ASSIGNMENT
From the listing below, pick out each line with the word "JSON".

————

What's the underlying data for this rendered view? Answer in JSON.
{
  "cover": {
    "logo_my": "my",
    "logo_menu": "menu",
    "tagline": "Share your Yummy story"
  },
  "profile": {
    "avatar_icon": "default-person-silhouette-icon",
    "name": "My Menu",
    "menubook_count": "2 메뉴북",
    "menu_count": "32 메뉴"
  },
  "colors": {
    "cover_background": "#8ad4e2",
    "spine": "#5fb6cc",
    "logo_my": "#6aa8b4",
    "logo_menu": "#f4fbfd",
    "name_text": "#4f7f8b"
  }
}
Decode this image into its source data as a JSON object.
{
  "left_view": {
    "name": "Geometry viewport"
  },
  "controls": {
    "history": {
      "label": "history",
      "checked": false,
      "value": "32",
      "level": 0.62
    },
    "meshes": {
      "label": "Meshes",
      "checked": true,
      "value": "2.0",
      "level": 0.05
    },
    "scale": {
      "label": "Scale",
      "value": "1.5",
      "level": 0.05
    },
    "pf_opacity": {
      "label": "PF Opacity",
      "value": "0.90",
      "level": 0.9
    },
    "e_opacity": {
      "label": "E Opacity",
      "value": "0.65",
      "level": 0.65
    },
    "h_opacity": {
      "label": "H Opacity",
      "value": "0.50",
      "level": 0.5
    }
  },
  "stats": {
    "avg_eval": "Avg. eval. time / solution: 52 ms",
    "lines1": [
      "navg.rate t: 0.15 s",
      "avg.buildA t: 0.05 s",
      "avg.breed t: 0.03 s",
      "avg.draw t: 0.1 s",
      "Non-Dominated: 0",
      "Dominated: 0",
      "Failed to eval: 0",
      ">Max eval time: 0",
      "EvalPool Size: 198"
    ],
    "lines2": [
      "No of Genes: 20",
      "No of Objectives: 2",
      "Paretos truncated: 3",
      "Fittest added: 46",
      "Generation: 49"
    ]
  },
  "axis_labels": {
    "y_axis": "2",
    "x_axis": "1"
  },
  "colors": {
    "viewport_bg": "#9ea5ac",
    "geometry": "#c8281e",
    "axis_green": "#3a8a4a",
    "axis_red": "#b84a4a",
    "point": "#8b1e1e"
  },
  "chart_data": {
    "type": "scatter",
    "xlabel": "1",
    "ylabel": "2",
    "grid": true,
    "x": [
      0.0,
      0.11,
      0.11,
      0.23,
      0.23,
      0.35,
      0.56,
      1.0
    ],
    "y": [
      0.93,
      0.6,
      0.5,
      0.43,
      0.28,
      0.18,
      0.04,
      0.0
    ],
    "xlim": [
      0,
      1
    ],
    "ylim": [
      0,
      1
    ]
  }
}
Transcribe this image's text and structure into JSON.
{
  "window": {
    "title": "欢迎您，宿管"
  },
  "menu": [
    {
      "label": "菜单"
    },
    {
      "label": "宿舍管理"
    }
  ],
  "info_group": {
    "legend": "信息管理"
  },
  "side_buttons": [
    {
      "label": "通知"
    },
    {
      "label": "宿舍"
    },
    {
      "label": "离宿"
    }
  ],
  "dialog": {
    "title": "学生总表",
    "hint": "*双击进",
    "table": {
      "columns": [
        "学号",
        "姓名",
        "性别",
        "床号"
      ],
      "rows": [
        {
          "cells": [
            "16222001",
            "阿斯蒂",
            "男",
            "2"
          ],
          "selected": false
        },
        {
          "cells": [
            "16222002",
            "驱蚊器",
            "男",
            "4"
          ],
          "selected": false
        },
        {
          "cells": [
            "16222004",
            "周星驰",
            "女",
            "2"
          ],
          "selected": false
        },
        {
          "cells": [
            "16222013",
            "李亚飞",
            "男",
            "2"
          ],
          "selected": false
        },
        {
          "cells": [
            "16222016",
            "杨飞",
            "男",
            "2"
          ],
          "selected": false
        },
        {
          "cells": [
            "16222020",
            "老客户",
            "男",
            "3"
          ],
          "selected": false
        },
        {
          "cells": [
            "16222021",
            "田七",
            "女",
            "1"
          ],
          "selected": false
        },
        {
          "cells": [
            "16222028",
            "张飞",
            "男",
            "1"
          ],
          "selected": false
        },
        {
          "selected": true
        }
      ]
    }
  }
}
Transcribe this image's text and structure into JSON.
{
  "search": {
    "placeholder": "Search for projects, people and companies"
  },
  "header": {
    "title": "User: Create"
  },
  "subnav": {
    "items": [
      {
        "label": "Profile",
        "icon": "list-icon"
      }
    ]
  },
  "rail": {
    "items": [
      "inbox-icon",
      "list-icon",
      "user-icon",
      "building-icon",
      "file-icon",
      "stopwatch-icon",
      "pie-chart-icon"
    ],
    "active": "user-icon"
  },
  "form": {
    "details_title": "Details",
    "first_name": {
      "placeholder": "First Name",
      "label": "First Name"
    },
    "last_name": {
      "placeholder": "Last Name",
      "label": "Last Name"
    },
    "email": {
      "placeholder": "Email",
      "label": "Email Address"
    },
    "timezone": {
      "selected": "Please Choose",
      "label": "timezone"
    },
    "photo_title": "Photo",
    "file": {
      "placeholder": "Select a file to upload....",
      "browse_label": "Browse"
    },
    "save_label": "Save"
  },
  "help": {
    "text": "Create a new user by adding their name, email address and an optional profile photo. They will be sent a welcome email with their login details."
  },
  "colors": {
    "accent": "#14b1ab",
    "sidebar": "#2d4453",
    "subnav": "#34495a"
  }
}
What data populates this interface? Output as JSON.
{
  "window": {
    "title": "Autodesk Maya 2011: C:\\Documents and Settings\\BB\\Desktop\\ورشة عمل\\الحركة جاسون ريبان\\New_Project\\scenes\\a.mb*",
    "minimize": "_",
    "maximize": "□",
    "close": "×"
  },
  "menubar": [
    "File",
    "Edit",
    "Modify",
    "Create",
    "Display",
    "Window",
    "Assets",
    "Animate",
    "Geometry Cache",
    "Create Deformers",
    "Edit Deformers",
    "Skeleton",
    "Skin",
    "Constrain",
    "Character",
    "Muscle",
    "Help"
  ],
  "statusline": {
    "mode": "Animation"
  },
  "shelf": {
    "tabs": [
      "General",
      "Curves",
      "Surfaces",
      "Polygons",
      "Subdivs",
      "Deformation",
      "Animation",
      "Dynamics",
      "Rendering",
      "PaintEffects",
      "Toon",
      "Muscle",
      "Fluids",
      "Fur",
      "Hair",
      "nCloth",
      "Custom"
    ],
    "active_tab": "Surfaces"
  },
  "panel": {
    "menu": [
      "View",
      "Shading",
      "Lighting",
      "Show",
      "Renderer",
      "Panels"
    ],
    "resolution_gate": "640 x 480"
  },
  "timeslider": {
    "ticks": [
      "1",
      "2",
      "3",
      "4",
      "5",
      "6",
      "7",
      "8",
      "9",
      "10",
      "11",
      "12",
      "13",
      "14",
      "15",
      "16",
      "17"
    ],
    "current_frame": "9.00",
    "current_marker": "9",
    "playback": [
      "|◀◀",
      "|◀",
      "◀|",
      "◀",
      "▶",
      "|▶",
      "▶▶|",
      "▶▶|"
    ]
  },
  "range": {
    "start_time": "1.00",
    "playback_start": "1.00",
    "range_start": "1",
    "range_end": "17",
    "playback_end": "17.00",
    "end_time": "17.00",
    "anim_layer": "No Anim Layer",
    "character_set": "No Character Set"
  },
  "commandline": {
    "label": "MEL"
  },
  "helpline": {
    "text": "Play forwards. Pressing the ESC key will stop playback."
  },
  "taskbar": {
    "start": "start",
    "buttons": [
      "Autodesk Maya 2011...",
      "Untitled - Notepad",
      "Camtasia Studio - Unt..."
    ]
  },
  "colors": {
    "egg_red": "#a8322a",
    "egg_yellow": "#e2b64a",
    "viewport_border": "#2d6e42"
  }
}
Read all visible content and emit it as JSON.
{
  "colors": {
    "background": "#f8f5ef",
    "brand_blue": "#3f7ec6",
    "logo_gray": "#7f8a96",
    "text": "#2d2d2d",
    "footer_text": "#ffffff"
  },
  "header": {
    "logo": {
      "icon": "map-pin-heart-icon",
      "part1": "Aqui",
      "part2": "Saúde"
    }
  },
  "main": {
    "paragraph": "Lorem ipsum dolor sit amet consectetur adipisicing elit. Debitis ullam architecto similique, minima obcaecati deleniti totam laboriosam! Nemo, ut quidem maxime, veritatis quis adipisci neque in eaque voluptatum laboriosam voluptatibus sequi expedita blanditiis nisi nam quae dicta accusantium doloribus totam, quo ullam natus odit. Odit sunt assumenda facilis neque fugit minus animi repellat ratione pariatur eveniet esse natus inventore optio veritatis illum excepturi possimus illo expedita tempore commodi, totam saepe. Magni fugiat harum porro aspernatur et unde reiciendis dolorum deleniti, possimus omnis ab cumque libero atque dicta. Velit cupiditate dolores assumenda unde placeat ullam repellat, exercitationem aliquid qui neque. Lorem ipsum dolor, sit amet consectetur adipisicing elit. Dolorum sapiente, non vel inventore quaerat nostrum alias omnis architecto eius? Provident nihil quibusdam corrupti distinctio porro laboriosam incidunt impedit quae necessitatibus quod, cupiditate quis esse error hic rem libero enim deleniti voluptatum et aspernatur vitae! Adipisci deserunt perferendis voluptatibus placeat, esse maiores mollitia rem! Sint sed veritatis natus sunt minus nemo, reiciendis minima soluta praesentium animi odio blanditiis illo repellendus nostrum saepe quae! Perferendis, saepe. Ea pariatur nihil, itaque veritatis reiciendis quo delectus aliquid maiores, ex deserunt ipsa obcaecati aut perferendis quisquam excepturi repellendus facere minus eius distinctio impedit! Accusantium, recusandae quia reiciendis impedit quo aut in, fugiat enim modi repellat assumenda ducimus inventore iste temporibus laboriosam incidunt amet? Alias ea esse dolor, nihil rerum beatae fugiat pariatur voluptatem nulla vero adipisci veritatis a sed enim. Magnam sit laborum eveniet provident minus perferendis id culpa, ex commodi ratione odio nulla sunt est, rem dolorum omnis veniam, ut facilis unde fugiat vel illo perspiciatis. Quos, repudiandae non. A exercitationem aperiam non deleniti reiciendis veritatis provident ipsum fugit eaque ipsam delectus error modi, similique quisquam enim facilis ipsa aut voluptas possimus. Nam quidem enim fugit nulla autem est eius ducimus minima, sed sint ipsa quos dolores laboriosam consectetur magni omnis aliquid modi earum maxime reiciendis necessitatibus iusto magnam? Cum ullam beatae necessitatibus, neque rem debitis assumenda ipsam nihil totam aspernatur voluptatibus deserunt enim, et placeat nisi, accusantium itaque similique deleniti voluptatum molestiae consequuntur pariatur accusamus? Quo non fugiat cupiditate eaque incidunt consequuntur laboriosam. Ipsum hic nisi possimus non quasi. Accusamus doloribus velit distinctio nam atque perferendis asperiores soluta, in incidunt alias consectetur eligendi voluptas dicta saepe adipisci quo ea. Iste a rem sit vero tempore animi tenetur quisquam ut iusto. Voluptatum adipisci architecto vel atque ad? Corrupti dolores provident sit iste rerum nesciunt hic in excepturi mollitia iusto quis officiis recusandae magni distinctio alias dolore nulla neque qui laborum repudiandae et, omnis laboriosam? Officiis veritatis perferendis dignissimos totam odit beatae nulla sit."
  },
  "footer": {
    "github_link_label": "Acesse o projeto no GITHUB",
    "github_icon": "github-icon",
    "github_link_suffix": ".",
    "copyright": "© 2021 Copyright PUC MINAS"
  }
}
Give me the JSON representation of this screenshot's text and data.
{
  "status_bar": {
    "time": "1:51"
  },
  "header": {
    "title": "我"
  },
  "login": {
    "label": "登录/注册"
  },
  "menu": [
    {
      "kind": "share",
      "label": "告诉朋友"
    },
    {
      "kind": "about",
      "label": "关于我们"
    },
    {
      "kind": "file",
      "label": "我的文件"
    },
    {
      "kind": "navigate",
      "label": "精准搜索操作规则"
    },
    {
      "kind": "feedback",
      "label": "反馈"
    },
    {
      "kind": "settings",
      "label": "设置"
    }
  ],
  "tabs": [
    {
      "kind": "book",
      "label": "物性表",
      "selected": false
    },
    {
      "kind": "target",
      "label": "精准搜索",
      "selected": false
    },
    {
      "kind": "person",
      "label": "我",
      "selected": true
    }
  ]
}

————

ANSWER SECTION
What's the underlying data for this rendered view? Answer in JSON.
Decode this image into its source data as a JSON object.
Transcribe this image's text and structure into JSON.
Transcribe this image's text and structure into JSON.
What data populates this interface? Output as JSON.
Read all visible content and emit it as JSON.
Give me the JSON representation of this screenshot's text and data.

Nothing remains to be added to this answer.